[[ DATA PROVIDED, beginning ]]

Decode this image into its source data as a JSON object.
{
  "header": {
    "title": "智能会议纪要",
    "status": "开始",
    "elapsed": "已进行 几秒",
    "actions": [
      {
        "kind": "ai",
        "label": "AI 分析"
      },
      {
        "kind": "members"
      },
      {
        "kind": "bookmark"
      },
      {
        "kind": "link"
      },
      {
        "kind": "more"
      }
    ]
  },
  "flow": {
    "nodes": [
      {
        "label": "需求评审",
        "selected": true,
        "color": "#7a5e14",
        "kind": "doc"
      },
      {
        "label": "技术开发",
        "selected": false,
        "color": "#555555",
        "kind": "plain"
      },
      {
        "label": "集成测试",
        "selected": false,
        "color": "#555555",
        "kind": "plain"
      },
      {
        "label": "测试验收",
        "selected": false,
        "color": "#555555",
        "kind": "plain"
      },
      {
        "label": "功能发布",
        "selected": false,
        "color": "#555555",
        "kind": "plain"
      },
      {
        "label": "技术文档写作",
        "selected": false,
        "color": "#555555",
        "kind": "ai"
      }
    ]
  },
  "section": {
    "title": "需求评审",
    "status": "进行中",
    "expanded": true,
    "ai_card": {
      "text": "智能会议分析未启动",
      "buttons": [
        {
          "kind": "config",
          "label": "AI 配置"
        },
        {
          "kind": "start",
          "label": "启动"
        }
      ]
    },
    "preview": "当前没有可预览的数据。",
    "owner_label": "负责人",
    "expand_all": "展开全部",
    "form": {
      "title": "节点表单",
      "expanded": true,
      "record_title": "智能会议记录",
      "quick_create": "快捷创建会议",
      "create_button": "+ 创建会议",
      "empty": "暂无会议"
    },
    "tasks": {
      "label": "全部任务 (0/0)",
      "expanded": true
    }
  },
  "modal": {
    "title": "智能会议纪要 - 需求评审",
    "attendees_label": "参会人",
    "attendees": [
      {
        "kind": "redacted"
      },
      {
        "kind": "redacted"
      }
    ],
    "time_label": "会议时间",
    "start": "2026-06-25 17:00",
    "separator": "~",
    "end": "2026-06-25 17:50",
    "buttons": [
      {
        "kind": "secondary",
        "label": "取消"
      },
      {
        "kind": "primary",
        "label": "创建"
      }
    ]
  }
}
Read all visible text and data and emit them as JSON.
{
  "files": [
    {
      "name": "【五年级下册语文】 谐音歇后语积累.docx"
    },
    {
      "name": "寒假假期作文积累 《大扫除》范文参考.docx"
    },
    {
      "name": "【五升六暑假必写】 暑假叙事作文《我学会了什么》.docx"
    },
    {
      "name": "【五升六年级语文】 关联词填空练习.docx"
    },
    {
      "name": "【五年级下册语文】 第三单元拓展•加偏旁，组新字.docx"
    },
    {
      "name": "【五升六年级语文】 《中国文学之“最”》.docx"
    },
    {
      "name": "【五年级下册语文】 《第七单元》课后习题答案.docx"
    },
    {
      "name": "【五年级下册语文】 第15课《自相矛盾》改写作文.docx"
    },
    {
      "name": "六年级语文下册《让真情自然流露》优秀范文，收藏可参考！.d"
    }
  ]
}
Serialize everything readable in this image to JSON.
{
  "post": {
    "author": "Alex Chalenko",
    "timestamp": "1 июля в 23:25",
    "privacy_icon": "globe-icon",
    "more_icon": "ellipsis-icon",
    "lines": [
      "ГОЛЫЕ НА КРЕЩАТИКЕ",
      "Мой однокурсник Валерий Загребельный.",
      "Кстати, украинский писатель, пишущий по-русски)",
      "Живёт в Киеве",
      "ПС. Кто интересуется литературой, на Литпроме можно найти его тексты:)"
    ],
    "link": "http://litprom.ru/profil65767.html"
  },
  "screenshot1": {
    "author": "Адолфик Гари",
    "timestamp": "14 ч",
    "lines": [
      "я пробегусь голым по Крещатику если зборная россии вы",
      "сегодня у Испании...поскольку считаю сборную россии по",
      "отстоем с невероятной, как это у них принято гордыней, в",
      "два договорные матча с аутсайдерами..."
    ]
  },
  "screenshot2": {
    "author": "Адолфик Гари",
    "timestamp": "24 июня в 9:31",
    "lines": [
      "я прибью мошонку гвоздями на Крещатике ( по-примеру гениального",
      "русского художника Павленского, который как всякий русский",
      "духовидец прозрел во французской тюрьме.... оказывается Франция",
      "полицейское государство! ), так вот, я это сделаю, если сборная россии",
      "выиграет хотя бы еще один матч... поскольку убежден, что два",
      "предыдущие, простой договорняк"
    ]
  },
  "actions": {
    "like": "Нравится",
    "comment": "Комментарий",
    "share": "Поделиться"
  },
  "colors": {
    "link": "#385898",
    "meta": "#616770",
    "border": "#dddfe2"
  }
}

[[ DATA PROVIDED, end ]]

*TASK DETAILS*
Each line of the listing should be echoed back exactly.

*OUTPUT OF THE TASK*
Decode this image into its source data as a JSON object.
{
  "header": {
    "title": "智能会议纪要",
    "status": "开始",
    "elapsed": "已进行 几秒",
    "actions": [
      {
        "kind": "ai",
        "label": "AI 分析"
      },
      {
        "kind": "members"
      },
      {
        "kind": "bookmark"
      },
      {
        "kind": "link"
      },
      {
        "kind": "more"
      }
    ]
  },
  "flow": {
    "nodes": [
      {
        "label": "需求评审",
        "selected": true,
        "color": "#7a5e14",
        "kind": "doc"
      },
      {
        "label": "技术开发",
        "selected": false,
        "color": "#555555",
        "kind": "plain"
      },
      {
        "label": "集成测试",
        "selected": false,
        "color": "#555555",
        "kind": "plain"
      },
      {
        "label": "测试验收",
        "selected": false,
        "color": "#555555",
        "kind": "plain"
      },
      {
        "label": "功能发布",
        "selected": false,
        "color": "#555555",
        "kind": "plain"
      },
      {
        "label": "技术文档写作",
        "selected": false,
        "color": "#555555",
        "kind": "ai"
      }
    ]
  },
  "section": {
    "title": "需求评审",
    "status": "进行中",
    "expanded": true,
    "ai_card": {
      "text": "智能会议分析未启动",
      "buttons": [
        {
          "kind": "config",
          "label": "AI 配置"
        },
        {
          "kind": "start",
          "label": "启动"
        }
      ]
    },
    "preview": "当前没有可预览的数据。",
    "owner_label": "负责人",
    "expand_all": "展开全部",
    "form": {
      "title": "节点表单",
      "expanded": true,
      "record_title": "智能会议记录",
      "quick_create": "快捷创建会议",
      "create_button": "+ 创建会议",
      "empty": "暂无会议"
    },
    "tasks": {
      "label": "全部任务 (0/0)",
      "expanded": true
    }
  },
  "modal": {
    "title": "智能会议纪要 - 需求评审",
    "attendees_label": "参会人",
    "attendees": [
      {
        "kind": "redacted"
      },
      {
        "kind": "redacted"
      }
    ],
    "time_label": "会议时间",
    "start": "2026-06-25 17:00",
    "separator": "~",
    "end": "2026-06-25 17:50",
    "buttons": [
      {
        "kind": "secondary",
        "label": "取消"
      },
      {
        "kind": "primary",
        "label": "创建"
      }
    ]
  }
}
Read all visible text and data and emit them as JSON.
{
  "files": [
    {
      "name": "【五年级下册语文】 谐音歇后语积累.docx"
    },
    {
      "name": "寒假假期作文积累 《大扫除》范文参考.docx"
    },
    {
      "name": "【五升六暑假必写】 暑假叙事作文《我学会了什么》.docx"
    },
    {
      "name": "【五升六年级语文】 关联词填空练习.docx"
    },
    {
      "name": "【五年级下册语文】 第三单元拓展•加偏旁，组新字.docx"
    },
    {
      "name": "【五升六年级语文】 《中国文学之“最”》.docx"
    },
    {
      "name": "【五年级下册语文】 《第七单元》课后习题答案.docx"
    },
    {
      "name": "【五年级下册语文】 第15课《自相矛盾》改写作文.docx"
    },
    {
      "name": "六年级语文下册《让真情自然流露》优秀范文，收藏可参考！.d"
    }
  ]
}
Serialize everything readable in this image to JSON.
{
  "post": {
    "author": "Alex Chalenko",
    "timestamp": "1 июля в 23:25",
    "privacy_icon": "globe-icon",
    "more_icon": "ellipsis-icon",
    "lines": [
      "ГОЛЫЕ НА КРЕЩАТИКЕ",
      "Мой однокурсник Валерий Загребельный.",
      "Кстати, украинский писатель, пишущий по-русски)",
      "Живёт в Киеве",
      "ПС. Кто интересуется литературой, на Литпроме можно найти его тексты:)"
    ],
    "link": "http://litprom.ru/profil65767.html"
  },
  "screenshot1": {
    "author": "Адолфик Гари",
    "timestamp": "14 ч",
    "lines": [
      "я пробегусь голым по Крещатику если зборная россии вы",
      "сегодня у Испании...поскольку считаю сборную россии по",
      "отстоем с невероятной, как это у них принято гордыней, в",
      "два договорные матча с аутсайдерами..."
    ]
  },
  "screenshot2": {
    "author": "Адолфик Гари",
    "timestamp": "24 июня в 9:31",
    "lines": [
      "я прибью мошонку гвоздями на Крещатике ( по-примеру гениального",
      "русского художника Павленского, который как всякий русский",
      "духовидец прозрел во французской тюрьме.... оказывается Франция",
      "полицейское государство! ), так вот, я это сделаю, если сборная россии",
      "выиграет хотя бы еще один матч... поскольку убежден, что два",
      "предыдущие, простой договорняк"
    ]
  },
  "actions": {
    "like": "Нравится",
    "comment": "Комментарий",
    "share": "Поделиться"
  },
  "colors": {
    "link": "#385898",
    "meta": "#616770",
    "border": "#dddfe2"
  }
}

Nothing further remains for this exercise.